One interesting feature of calcium: it only tastes good in low concentrations. Too much calcium tastes not as good, apparently to humans and other animals alike. (In fact, high calcium content may be somehow connected to some people's distaste for certain vegetables, like spinach, kale, and collard greens). Since calcium (like salt) is necessary in low doses but potentially dangerous in high doses, it makes sense that too much calcium (like too much salt) would taste repulsive.

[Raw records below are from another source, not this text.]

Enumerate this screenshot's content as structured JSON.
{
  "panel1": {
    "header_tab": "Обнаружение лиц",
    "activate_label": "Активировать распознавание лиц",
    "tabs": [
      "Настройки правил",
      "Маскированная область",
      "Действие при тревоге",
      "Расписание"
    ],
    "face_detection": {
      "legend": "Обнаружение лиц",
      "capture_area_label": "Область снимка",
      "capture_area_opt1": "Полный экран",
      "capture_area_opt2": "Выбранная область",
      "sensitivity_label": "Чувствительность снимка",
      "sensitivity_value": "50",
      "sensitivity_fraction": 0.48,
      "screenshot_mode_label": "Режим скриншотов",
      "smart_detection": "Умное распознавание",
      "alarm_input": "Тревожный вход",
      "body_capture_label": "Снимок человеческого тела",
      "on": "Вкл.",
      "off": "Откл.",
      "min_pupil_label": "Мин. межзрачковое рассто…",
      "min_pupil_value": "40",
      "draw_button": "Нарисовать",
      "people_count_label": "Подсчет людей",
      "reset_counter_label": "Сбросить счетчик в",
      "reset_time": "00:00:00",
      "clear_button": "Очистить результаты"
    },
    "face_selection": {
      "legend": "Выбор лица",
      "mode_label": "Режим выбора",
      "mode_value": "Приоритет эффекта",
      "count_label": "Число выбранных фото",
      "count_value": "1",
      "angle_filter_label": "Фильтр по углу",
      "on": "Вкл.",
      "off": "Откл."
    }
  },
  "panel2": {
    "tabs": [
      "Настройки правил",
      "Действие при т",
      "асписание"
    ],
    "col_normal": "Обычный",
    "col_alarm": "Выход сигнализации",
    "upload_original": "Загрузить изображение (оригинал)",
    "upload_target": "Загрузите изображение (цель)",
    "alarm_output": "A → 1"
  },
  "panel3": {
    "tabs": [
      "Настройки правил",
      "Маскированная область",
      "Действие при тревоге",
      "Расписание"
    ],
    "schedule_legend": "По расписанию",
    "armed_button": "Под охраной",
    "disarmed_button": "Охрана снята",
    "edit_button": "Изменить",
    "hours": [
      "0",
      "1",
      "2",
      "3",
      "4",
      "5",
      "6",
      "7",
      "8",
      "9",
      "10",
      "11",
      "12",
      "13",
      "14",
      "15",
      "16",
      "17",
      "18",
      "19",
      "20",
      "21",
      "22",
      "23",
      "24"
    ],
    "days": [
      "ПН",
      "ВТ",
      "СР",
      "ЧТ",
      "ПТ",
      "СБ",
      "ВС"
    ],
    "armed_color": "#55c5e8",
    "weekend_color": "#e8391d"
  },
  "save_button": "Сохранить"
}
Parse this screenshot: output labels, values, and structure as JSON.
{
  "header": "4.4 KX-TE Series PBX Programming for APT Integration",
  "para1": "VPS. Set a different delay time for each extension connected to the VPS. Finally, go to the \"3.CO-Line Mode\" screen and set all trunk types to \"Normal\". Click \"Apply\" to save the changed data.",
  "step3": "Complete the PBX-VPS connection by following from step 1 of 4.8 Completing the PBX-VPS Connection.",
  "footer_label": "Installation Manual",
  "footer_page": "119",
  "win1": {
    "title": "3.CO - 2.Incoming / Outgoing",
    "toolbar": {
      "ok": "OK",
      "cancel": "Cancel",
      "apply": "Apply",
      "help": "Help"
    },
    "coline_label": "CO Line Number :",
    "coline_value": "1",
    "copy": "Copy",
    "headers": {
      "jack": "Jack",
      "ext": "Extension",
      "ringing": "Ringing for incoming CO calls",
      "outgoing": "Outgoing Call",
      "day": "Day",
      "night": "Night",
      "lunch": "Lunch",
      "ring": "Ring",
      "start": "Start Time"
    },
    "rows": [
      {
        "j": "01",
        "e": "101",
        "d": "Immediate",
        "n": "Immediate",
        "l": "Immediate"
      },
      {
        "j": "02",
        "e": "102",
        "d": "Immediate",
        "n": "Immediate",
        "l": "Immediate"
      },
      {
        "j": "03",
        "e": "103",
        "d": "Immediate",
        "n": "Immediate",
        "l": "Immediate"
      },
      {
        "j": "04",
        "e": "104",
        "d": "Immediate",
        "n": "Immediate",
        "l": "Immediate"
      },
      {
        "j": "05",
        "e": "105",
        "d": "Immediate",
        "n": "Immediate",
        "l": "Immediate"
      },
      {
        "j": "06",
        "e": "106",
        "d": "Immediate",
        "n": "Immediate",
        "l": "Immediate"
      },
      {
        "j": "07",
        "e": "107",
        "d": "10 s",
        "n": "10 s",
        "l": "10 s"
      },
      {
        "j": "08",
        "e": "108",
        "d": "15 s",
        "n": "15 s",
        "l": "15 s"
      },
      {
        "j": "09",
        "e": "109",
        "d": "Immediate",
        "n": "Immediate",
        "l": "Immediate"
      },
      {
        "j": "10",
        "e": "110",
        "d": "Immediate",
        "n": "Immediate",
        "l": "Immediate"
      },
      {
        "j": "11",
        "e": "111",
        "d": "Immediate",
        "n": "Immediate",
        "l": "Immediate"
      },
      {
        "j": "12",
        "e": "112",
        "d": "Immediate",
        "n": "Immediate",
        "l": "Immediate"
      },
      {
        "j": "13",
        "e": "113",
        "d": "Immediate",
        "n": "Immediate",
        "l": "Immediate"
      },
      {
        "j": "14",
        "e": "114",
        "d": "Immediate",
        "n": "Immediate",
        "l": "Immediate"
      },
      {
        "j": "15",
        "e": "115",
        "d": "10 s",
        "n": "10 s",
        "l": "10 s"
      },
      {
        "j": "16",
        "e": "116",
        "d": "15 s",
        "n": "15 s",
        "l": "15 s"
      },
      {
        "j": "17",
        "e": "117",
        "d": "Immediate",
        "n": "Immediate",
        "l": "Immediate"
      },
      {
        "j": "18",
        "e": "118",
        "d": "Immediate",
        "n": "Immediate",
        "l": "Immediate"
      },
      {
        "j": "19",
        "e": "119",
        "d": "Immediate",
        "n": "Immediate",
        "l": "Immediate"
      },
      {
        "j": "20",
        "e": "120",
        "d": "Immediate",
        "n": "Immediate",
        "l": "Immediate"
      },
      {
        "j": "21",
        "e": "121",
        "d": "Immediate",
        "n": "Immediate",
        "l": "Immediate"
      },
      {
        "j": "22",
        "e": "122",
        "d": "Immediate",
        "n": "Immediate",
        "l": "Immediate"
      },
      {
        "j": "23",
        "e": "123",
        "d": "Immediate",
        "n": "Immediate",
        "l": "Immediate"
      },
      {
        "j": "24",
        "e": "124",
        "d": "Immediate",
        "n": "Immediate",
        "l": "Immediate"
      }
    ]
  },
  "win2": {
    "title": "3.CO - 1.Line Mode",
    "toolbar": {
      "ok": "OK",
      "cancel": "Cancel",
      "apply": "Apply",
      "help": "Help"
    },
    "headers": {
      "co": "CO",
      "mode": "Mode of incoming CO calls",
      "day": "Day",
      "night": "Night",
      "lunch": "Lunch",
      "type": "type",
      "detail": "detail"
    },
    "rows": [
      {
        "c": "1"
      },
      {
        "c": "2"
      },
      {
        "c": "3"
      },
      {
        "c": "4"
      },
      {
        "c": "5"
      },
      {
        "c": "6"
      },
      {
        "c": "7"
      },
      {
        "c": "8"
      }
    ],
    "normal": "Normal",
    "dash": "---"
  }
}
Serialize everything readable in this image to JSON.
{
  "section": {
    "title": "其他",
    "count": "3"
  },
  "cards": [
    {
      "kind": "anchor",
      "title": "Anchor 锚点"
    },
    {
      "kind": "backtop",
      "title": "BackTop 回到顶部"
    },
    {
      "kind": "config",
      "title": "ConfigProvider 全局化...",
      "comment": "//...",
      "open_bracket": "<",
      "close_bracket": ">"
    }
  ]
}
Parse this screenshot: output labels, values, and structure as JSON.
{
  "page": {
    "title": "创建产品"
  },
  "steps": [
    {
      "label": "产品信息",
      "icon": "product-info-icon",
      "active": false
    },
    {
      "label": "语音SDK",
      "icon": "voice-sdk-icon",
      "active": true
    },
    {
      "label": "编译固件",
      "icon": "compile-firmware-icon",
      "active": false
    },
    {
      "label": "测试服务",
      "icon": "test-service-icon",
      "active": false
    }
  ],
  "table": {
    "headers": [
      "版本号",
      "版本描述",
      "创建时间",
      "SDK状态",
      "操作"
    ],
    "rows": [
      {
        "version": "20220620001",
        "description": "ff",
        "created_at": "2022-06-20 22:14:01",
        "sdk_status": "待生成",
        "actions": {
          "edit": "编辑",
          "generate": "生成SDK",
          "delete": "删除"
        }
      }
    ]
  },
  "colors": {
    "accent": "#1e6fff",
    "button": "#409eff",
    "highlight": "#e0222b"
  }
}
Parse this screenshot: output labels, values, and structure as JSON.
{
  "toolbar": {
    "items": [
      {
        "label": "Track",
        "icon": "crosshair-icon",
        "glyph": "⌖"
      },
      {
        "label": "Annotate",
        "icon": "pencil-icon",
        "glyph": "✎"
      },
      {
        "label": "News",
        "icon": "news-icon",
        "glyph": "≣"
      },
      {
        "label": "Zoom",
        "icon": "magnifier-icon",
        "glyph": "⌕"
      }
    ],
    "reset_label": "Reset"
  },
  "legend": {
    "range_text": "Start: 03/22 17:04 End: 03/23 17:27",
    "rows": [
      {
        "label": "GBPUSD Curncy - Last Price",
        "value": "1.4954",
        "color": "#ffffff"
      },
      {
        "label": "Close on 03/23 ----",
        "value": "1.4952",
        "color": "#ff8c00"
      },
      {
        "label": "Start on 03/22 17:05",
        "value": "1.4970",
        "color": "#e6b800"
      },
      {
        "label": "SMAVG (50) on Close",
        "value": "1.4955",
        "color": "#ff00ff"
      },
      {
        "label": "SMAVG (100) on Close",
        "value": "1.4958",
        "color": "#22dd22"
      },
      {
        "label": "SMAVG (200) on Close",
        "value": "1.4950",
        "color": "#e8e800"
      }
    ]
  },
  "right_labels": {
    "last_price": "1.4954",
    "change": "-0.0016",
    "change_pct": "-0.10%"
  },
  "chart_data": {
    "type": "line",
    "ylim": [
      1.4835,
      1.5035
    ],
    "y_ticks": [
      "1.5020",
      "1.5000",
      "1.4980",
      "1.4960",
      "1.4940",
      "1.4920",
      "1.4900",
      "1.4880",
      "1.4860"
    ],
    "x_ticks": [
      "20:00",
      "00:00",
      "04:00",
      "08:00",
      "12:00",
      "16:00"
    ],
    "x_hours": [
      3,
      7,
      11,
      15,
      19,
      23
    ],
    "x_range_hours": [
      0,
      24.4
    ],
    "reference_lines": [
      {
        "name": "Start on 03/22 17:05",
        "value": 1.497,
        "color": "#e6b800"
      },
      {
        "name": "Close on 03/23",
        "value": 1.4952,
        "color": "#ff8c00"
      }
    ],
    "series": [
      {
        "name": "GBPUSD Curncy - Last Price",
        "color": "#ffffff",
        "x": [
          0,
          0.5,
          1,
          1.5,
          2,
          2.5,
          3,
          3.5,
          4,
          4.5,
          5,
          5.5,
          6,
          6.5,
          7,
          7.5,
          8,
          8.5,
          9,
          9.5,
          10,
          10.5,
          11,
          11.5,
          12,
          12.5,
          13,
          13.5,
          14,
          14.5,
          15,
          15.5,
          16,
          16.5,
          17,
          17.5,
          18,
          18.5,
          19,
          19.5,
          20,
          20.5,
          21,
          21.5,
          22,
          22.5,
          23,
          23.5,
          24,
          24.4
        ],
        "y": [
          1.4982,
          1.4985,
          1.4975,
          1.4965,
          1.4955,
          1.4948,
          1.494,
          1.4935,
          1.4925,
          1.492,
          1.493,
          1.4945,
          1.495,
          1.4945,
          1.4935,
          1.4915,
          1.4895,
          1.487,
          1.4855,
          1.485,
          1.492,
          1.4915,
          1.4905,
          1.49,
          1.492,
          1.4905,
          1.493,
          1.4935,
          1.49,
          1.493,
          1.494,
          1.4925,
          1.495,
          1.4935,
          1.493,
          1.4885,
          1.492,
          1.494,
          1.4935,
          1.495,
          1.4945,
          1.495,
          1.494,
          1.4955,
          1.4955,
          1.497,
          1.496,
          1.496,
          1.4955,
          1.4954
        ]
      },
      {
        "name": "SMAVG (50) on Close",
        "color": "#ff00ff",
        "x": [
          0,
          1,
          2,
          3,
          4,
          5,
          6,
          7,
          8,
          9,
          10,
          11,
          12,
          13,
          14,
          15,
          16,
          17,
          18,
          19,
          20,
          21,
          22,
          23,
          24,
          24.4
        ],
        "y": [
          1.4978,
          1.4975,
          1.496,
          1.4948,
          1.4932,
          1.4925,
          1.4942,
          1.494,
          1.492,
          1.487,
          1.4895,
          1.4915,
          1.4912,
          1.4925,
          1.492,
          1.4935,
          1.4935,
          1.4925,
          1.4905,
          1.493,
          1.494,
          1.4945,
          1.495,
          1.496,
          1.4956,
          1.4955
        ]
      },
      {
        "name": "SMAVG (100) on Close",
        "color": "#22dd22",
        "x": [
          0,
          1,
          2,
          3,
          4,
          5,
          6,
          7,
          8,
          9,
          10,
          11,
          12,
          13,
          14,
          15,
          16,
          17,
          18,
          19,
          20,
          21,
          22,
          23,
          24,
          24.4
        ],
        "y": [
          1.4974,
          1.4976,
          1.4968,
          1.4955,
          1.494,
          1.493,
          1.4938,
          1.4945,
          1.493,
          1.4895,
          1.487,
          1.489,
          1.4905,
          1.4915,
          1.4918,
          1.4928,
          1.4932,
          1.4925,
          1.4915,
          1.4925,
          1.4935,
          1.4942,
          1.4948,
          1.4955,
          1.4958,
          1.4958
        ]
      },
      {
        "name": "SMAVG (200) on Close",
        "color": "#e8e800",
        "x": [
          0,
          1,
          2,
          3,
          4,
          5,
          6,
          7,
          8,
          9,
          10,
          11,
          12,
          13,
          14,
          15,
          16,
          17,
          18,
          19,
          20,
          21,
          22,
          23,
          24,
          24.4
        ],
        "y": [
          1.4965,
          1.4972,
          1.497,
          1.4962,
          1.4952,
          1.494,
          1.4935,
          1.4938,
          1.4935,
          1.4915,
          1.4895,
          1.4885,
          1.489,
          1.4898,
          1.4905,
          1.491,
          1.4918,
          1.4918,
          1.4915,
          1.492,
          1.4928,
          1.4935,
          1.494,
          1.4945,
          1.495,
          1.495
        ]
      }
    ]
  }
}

Every one of these newly-discovered tastes was trumpeted in news reports as "the sixth taste". Yet the old sweet/sour/salty/bitter/umami paradigm remains. Why? Perhaps this quote (from the paper announcing the discovery of a calcium taste receptor) offers the best explanation (emphasis mine):

We are often asked whether calcium is a basic taste, akin to sweet, sour, salty, bitter and umami. Our demonstration of a receptor in the oral cavity fulfills a universally accepted criterion for a basic taste but there is little consensus about what other criteria must be met. For example, is a specific taste quality or a central representation required? The "basic taste" concept is under fire. It cannot deal well with observations that the tastes of complex carbohydrates are bland to humans but avidly preferred by many other species, that dozens of receptors all produce a unitary sensation of bitterness, or that there is apparently no region encoding sour taste in primary taste cortex. Without a better definition we cannot determine whether calcium is a basic taste.

I'm reminded of the early 2000s, when the discovery of many new "planets" beyond Neptune (like Haumea, Makemake and larger-than-Pluto Eris) suddenly threw the definition of "planet" into question. By 2006, "planet" had been redefined to accommodate the new discoveries.


With our expanded understanding of how our tongues and brains deal with chemical perception, perhaps "taste" is due for a similar clarification. We might be looking at a different set of tastes in our future. Umami, sweet, and salty seem safest . . . perhaps bitter or sour will end up being a taste-Pluto.